WHAT IS EXPECTED: Produce a word-for-word copy of the data below.

[Opening DATA FOR REVIEW section]

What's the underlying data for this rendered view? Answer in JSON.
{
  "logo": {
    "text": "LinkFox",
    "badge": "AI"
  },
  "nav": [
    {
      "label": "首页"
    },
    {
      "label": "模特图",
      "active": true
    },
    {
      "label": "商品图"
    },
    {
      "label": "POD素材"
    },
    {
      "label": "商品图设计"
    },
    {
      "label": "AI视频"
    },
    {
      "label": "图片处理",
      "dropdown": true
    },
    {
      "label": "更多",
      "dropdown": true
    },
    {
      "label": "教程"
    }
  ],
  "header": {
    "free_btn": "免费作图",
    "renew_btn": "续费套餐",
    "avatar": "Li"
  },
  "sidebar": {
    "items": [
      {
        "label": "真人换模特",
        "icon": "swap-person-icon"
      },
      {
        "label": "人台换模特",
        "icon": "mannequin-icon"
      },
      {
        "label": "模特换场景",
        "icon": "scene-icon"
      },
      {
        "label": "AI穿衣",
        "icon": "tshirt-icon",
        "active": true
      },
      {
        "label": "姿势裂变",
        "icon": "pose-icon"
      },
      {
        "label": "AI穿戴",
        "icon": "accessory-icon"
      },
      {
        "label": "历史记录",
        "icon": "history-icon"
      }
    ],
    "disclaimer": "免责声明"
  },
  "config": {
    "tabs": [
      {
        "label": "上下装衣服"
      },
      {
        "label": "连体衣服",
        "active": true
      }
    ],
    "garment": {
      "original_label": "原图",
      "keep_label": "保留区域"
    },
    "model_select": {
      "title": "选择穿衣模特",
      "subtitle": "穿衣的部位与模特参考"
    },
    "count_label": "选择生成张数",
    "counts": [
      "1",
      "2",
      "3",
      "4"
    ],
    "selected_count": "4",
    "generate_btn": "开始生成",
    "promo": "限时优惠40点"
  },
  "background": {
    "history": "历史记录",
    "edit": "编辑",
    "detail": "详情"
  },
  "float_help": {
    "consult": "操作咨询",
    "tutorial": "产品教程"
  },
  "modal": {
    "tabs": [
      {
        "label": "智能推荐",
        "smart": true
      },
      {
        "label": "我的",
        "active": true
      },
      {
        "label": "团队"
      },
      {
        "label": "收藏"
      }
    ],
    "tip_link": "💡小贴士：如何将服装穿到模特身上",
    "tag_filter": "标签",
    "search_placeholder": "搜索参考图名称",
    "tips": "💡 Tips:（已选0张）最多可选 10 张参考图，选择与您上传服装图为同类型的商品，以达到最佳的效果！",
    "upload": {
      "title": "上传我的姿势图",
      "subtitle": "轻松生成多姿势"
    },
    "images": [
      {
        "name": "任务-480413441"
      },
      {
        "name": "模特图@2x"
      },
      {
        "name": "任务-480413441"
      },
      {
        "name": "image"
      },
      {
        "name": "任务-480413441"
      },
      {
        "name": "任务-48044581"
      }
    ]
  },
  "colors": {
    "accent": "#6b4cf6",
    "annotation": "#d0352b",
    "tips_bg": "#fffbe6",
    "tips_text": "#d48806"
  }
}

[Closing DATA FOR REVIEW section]

RESPONSE AREA:
What's the underlying data for this rendered view? Answer in JSON.
{
  "logo": {
    "text": "LinkFox",
    "badge": "AI"
  },
  "nav": [
    {
      "label": "首页"
    },
    {
      "label": "模特图",
      "active": true
    },
    {
      "label": "商品图"
    },
    {
      "label": "POD素材"
    },
    {
      "label": "商品图设计"
    },
    {
      "label": "AI视频"
    },
    {
      "label": "图片处理",
      "dropdown": true
    },
    {
      "label": "更多",
      "dropdown": true
    },
    {
      "label": "教程"
    }
  ],
  "header": {
    "free_btn": "免费作图",
    "renew_btn": "续费套餐",
    "avatar": "Li"
  },
  "sidebar": {
    "items": [
      {
        "label": "真人换模特",
        "icon": "swap-person-icon"
      },
      {
        "label": "人台换模特",
        "icon": "mannequin-icon"
      },
      {
        "label": "模特换场景",
        "icon": "scene-icon"
      },
      {
        "label": "AI穿衣",
        "icon": "tshirt-icon",
        "active": true
      },
      {
        "label": "姿势裂变",
        "icon": "pose-icon"
      },
      {
        "label": "AI穿戴",
        "icon": "accessory-icon"
      },
      {
        "label": "历史记录",
        "icon": "history-icon"
      }
    ],
    "disclaimer": "免责声明"
  },
  "config": {
    "tabs": [
      {
        "label": "上下装衣服"
      },
      {
        "label": "连体衣服",
        "active": true
      }
    ],
    "garment": {
      "original_label": "原图",
      "keep_label": "保留区域"
    },
    "model_select": {
      "title": "选择穿衣模特",
      "subtitle": "穿衣的部位与模特参考"
    },
    "count_label": "选择生成张数",
    "counts": [
      "1",
      "2",
      "3",
      "4"
    ],
    "selected_count": "4",
    "generate_btn": "开始生成",
    "promo": "限时优惠40点"
  },
  "background": {
    "history": "历史记录",
    "edit": "编辑",
    "detail": "详情"
  },
  "float_help": {
    "consult": "操作咨询",
    "tutorial": "产品教程"
  },
  "modal": {
    "tabs": [
      {
        "label": "智能推荐",
        "smart": true
      },
      {
        "label": "我的",
        "active": true
      },
      {
        "label": "团队"
      },
      {
        "label": "收藏"
      }
    ],
    "tip_link": "💡小贴士：如何将服装穿到模特身上",
    "tag_filter": "标签",
    "search_placeholder": "搜索参考图名称",
    "tips": "💡 Tips:（已选0张）最多可选 10 张参考图，选择与您上传服装图为同类型的商品，以达到最佳的效果！",
    "upload": {
      "title": "上传我的姿势图",
      "subtitle": "轻松生成多姿势"
    },
    "images": [
      {
        "name": "任务-480413441"
      },
      {
        "name": "模特图@2x"
      },
      {
        "name": "任务-480413441"
      },
      {
        "name": "image"
      },
      {
        "name": "任务-480413441"
      },
      {
        "name": "任务-48044581"
      }
    ]
  },
  "colors": {
    "accent": "#6b4cf6",
    "annotation": "#d0352b",
    "tips_bg": "#fffbe6",
    "tips_text": "#d48806"
  }
}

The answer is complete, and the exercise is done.